Interface dataset entries:
---
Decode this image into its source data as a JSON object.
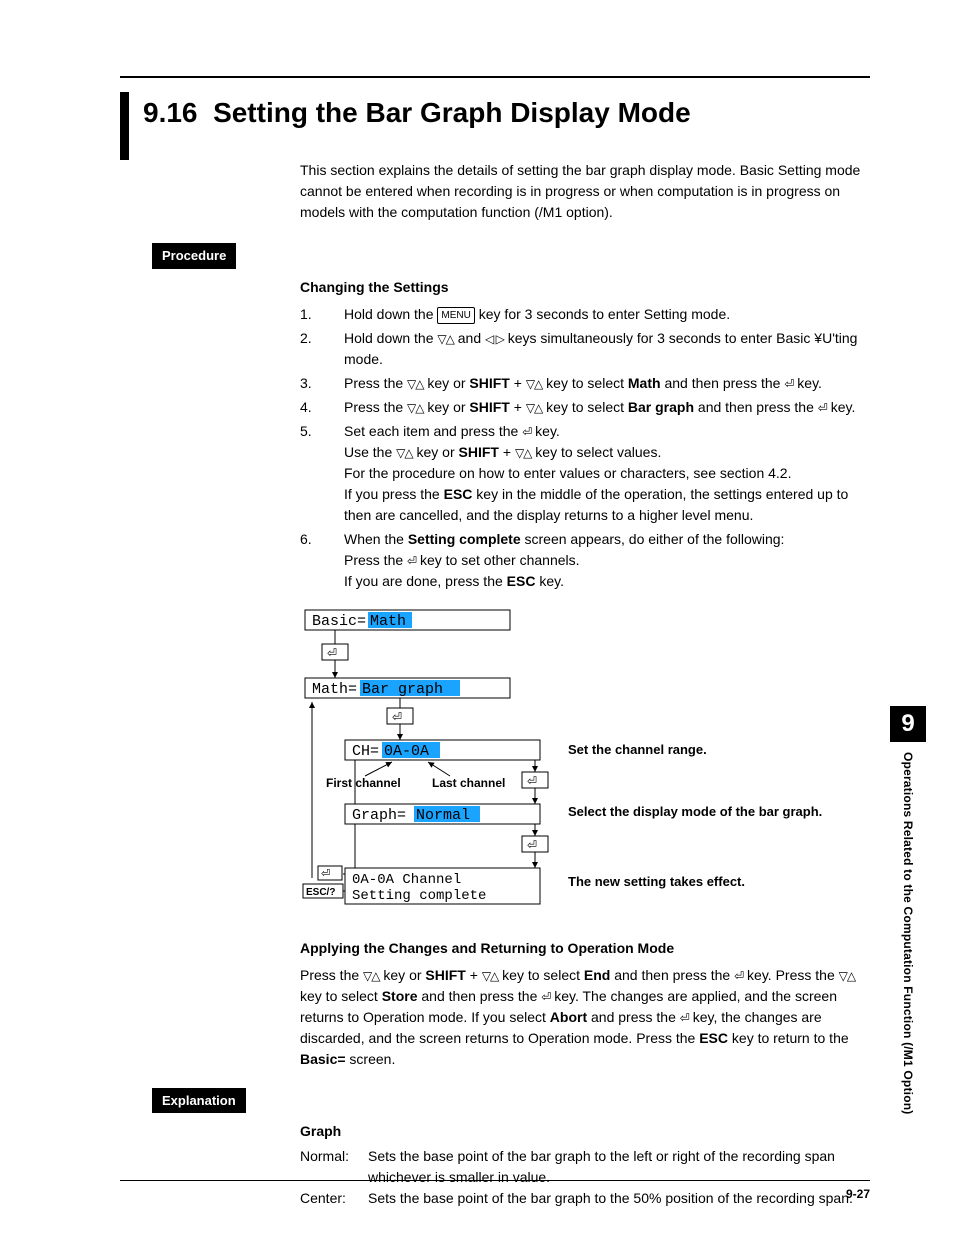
{
  "section_number": "9.16",
  "section_title": "Setting the Bar Graph Display Mode",
  "intro": "This section explains the details of setting the bar graph display mode. Basic Setting mode cannot be entered when recording is in progress or when computation is in progress on models with the computation function (/M1 option).",
  "labels": {
    "procedure": "Procedure",
    "explanation": "Explanation"
  },
  "subhead1": "Changing the Settings",
  "menu_key": "MENU",
  "updown": "▽△",
  "leftright": "◁ ▷",
  "enter": "⏎",
  "steps": {
    "s1a": "Hold down the ",
    "s1b": " key for 3 seconds to enter Setting mode.",
    "s2a": "Hold down the ",
    "s2b": " and ",
    "s2c": " keys simultaneously for 3 seconds to enter Basic ¥U'ting mode.",
    "s3a": "Press the ",
    "s3b": " key or ",
    "s3c": " key to select ",
    "s3d": " and then press the ",
    "s3e": " key.",
    "shift": "SHIFT",
    "plus": " + ",
    "math": "Math",
    "s4d": " and then press the ",
    "bargraph": "Bar graph",
    "s5a": "Set each item and press the ",
    "s5b": " key.",
    "s5c": "Use the ",
    "s5d": " key to select values.",
    "s5e": "For the procedure on how to enter values or characters, see section 4.2.",
    "s5f": "If you press the ",
    "s5g": " key in the middle of the operation, the settings entered up to then are cancelled, and the display returns to a higher level menu.",
    "esc": "ESC",
    "s6a": "When the ",
    "s6b": "Setting complete",
    "s6c": " screen appears, do either of the following:",
    "s6d": "Press the ",
    "s6e": " key to set other channels.",
    "s6f": "If you are done, press the ",
    "s6g": " key."
  },
  "flow": {
    "basic_lhs": "Basic=",
    "basic_val": "Math",
    "math_lhs": "Math=",
    "math_val": "Bar graph",
    "ch_lhs": "CH=",
    "ch_val": "0A-0A",
    "graph_lhs": "Graph=",
    "graph_val": "Normal",
    "final1": "0A-0A Channel",
    "final2": "Setting complete",
    "first_ch": "First channel",
    "last_ch": "Last channel",
    "esc_btn": "ESC/?",
    "ann1": "Set the channel range.",
    "ann2": "Select the display mode of the bar graph.",
    "ann3": "The new setting takes effect."
  },
  "subhead2": "Applying the Changes and Returning to Operation Mode",
  "apply": {
    "a1": "Press the ",
    "a2": " key to select ",
    "end": "End",
    "a3": " key.  Press the ",
    "store": "Store",
    "a4": " key.  The changes are applied, and the screen returns to Operation mode.  If you select ",
    "abort": "Abort",
    "a5": " and press the ",
    "a6": " key, the changes are discarded, and the screen returns to Operation mode.  Press the ",
    "a7": " key to return to the ",
    "basic_eq": "Basic=",
    "a8": " screen."
  },
  "explain": {
    "head": "Graph",
    "k1": "Normal:",
    "v1": "Sets the base point of the bar graph to the left or right of the recording span whichever is smaller in value.",
    "k2": "Center:",
    "v2": "Sets the base point of the bar graph to the 50% position of the recording span."
  },
  "side": {
    "chapter": "9",
    "title": "Operations Related to the Computation Function (/M1 Option)"
  },
  "page_no": "9-27"
}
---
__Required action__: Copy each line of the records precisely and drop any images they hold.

__Task response__:
Decode this image into its source data as a JSON object.
{
  "section_number": "9.16",
  "section_title": "Setting the Bar Graph Display Mode",
  "intro": "This section explains the details of setting the bar graph display mode. Basic Setting mode cannot be entered when recording is in progress or when computation is in progress on models with the computation function (/M1 option).",
  "labels": {
    "procedure": "Procedure",
    "explanation": "Explanation"
  },
  "subhead1": "Changing the Settings",
  "menu_key": "MENU",
  "updown": "▽△",
  "leftright": "◁ ▷",
  "enter": "⏎",
  "steps": {
    "s1a": "Hold down the ",
    "s1b": " key for 3 seconds to enter Setting mode.",
    "s2a": "Hold down the ",
    "s2b": " and ",
    "s2c": " keys simultaneously for 3 seconds to enter Basic ¥U'ting mode.",
    "s3a": "Press the ",
    "s3b": " key or ",
    "s3c": " key to select ",
    "s3d": " and then press the ",
    "s3e": " key.",
    "shift": "SHIFT",
    "plus": " + ",
    "math": "Math",
    "s4d": " and then press the ",
    "bargraph": "Bar graph",
    "s5a": "Set each item and press the ",
    "s5b": " key.",
    "s5c": "Use the ",
    "s5d": " key to select values.",
    "s5e": "For the procedure on how to enter values or characters, see section 4.2.",
    "s5f": "If you press the ",
    "s5g": " key in the middle of the operation, the settings entered up to then are cancelled, and the display returns to a higher level menu.",
    "esc": "ESC",
    "s6a": "When the ",
    "s6b": "Setting complete",
    "s6c": " screen appears, do either of the following:",
    "s6d": "Press the ",
    "s6e": " key to set other channels.",
    "s6f": "If you are done, press the ",
    "s6g": " key."
  },
  "flow": {
    "basic_lhs": "Basic=",
    "basic_val": "Math",
    "math_lhs": "Math=",
    "math_val": "Bar graph",
    "ch_lhs": "CH=",
    "ch_val": "0A-0A",
    "graph_lhs": "Graph=",
    "graph_val": "Normal",
    "final1": "0A-0A Channel",
    "final2": "Setting complete",
    "first_ch": "First channel",
    "last_ch": "Last channel",
    "esc_btn": "ESC/?",
    "ann1": "Set the channel range.",
    "ann2": "Select the display mode of the bar graph.",
    "ann3": "The new setting takes effect."
  },
  "subhead2": "Applying the Changes and Returning to Operation Mode",
  "apply": {
    "a1": "Press the ",
    "a2": " key to select ",
    "end": "End",
    "a3": " key.  Press the ",
    "store": "Store",
    "a4": " key.  The changes are applied, and the screen returns to Operation mode.  If you select ",
    "abort": "Abort",
    "a5": " and press the ",
    "a6": " key, the changes are discarded, and the screen returns to Operation mode.  Press the ",
    "a7": " key to return to the ",
    "basic_eq": "Basic=",
    "a8": " screen."
  },
  "explain": {
    "head": "Graph",
    "k1": "Normal:",
    "v1": "Sets the base point of the bar graph to the left or right of the recording span whichever is smaller in value.",
    "k2": "Center:",
    "v2": "Sets the base point of the bar graph to the 50% position of the recording span."
  },
  "side": {
    "chapter": "9",
    "title": "Operations Related to the Computation Function (/M1 Option)"
  },
  "page_no": "9-27"
}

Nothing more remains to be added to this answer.